“Even if other Western countries have events in which electricity and water disconnections occur, this is no consolation,” he said. “The aim is to provide service that is better and more efficient than the norm in other Western countries.”
MK Karin Elharar, chairwoman of the Knesset State Control Committee, on Tuesday demanded the clearance of trees that could threaten high-voltage power lines, to be performed jointly by the IEC, the Agriculture Ministry and the Energy Ministry.
“We have to find solutions not just for the current storm, but for the entire winter that is coming upon us,” she said.
At the State Control Committee meeting, IEC CEO Ofer Bloch apologized to customers, stressing that the company is “making every effort to restore power as soon as possible. “The event began with more than 200,000 disconnected customers and 340 detached high-voltage lines – an unprecedented event in Israel’s history,” he said.
On Tuesday afternoon, the Public Utility Authority said its officials would be examining the possibility of increasing compensation amounts for customers cut off from electricity during the storm. Today, compensation is provided at fixed rates for customers who lose power for at least 24 consecutive hours in a one-time event or for 48 hours cumulatively over the course of a year, the PUA said.
The PUA pledged to probe the conduct of the IEC, as well as consider imposing high fines on the company.
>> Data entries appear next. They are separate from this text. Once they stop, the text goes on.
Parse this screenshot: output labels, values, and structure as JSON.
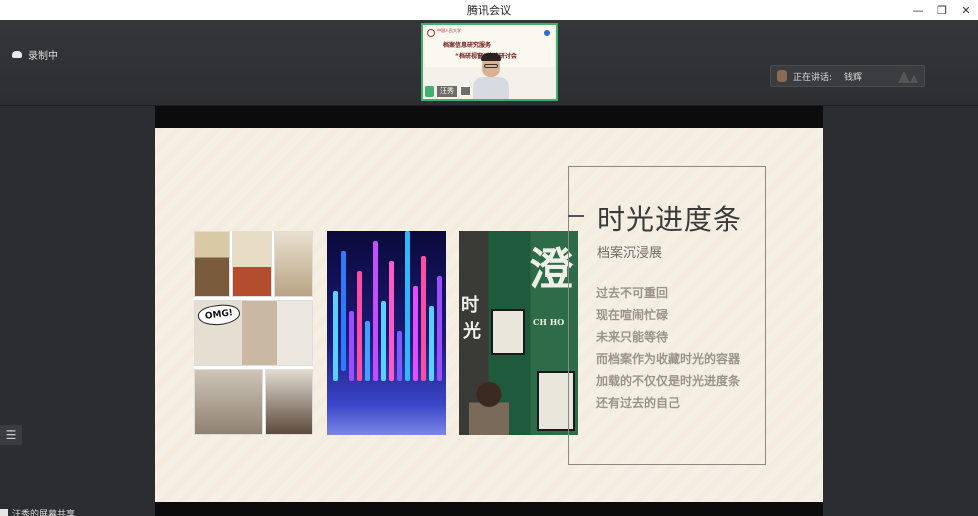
{
  "window": {
    "title": "腾讯会议",
    "controls": [
      "—",
      "❐",
      "✕"
    ]
  },
  "topbar": {
    "recording_label": "录制中",
    "speaker_tile": {
      "org_text": "中国人民大学",
      "banner_line1": "档案信息研究服务",
      "banner_line2": "“档研视窗”策略研讨会",
      "name": "汪秀"
    },
    "speaking_label": "正在讲话:",
    "speaking_name": "钱辉"
  },
  "slide": {
    "title": "时光进度条",
    "subtitle": "档案沉浸展",
    "bullets": [
      "过去不可重回",
      "现在喧闹忙碌",
      "未来只能等待",
      "而档案作为收藏时光的容器",
      "加载的不仅仅是时光进度条",
      "还有过去的自己"
    ],
    "photo1_bubble": "OMG!",
    "photo3_chars": [
      "时",
      "光",
      "澄",
      "CH HO"
    ]
  },
  "bottom": {
    "share_status": "汪秀的屏幕共享"
  },
  "colors": {
    "accent_green": "#3fb06d",
    "slide_bg": "#f6f0e4",
    "app_bg": "#2b2d30"
  }
}
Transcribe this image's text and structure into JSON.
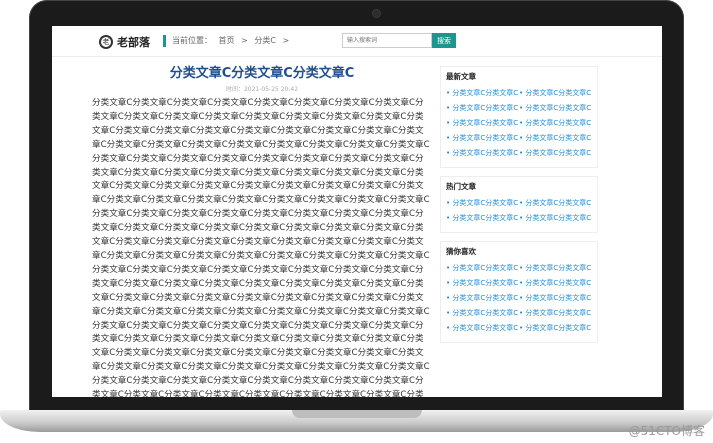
{
  "header": {
    "logo_mark": "老",
    "logo_text": "老部落",
    "breadcrumb": [
      "当前位置：",
      "首页",
      ">",
      "分类C",
      ">"
    ],
    "search_placeholder": "输入搜索词",
    "search_button": "搜索"
  },
  "article": {
    "title": "分类文章C分类文章C分类文章C",
    "meta": "时间：2021-05-25 20:42",
    "body_unit": "分类文章C",
    "body_repeat": 186
  },
  "sidebar": {
    "latest": {
      "title": "最新文章",
      "items": [
        "分类文章C分类文章C",
        "分类文章C分类文章C",
        "分类文章C分类文章C",
        "分类文章C分类文章C",
        "分类文章C分类文章C",
        "分类文章C分类文章C",
        "分类文章C分类文章C",
        "分类文章C分类文章C",
        "分类文章C分类文章C",
        "分类文章C分类文章C"
      ]
    },
    "hot": {
      "title": "热门文章",
      "items": [
        "分类文章C分类文章C",
        "分类文章C分类文章C",
        "分类文章C分类文章C",
        "分类文章C分类文章C"
      ]
    },
    "guess": {
      "title": "猜你喜欢",
      "items": [
        "分类文章C分类文章C",
        "分类文章C分类文章C",
        "分类文章C分类文章C",
        "分类文章C分类文章C",
        "分类文章C分类文章C",
        "分类文章C分类文章C",
        "分类文章C分类文章C",
        "分类文章C分类文章C",
        "分类文章C分类文章C",
        "分类文章C分类文章C"
      ]
    }
  },
  "watermark": "@51CTO博客",
  "colors": {
    "accent": "#20958f",
    "title_blue": "#1f4f8f",
    "link_blue": "#1e8ad6",
    "frame": "#1b1b1b"
  }
}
PUA representatives intend to present their findings to the interministerial committee led by the Energy Ministry director-general.
Greenpeace representatives said they arrived at a school in the Sharon region on Tuesday with solar-powered charging devices for students, parents and teachers, also circulating among homes to connect residents to power. “Even during the winter, a solar system can supply the basic needs of every family,” the group said.
The storm is the result of an upper air trough accompanied by a Red Sea trough in its lower levels, Dr. Amos Porat, head of the Climate Department at the Israel Meteorological Service, explained on Sunday. A meteorological trough is an elongated region that features low atmospheric pressure, as opposed to a ridge, which features high atmospheric pressure.
While weather events featuring such intense rains, winds and hail are not routine for October, Porat stressed that similar storms have occurred during this month in 1984, 1987 and 1997, while heavy hail hit the central Coastal Plain in October 2002 and heavy rain fell in the east of the country, accompanied by hail in Jerusalem, in October 2004.
Since the beginning of the storm, rains have been characterized by strong bursts, causing large differences in local rain amounts among nearby cities, Porat explained on Tuesday.
That day, for example, Kfar Shmaryahu received 39 mm. of rain while only 2 mm. accumulated in nearby Kfar Hayarok, Porat said, citing IMS data.
Over the past two days, the Coastal Plain and the Shfela region received 15 to 50 mm., while much more was measured elsewhere - such as 70 mm. in one area of the Carmel region and 91 mm. and 94 mm. in two areas near Gaza.
Relatively small amounts of rain accumulated in the northern and central mountains, although the Gilboa and Beit She’an Valley regions received 25-40 mm. About 10-20 mm. fell in most of the Negev and the Arava, with some points receiving 30 mm. or more.
For Wednesday, the IMS predicts occasional showers accompanied by thunderstorms from the North to the northern Negev, with unseasonably low temperatures and a risk of flash floods in the eastern and southern wadis.
On Thursday, however, the rain is expected to gradually weaken. For Friday, the IMS forecasts partly cloudy conditions with a chance of occasional showers from the North to the northern Negev until noon, and a slight rise in temperatures.
Clear to partly cloudy skies and an additional rise in temperatures are expected on Saturday.
Globes contributed to this report.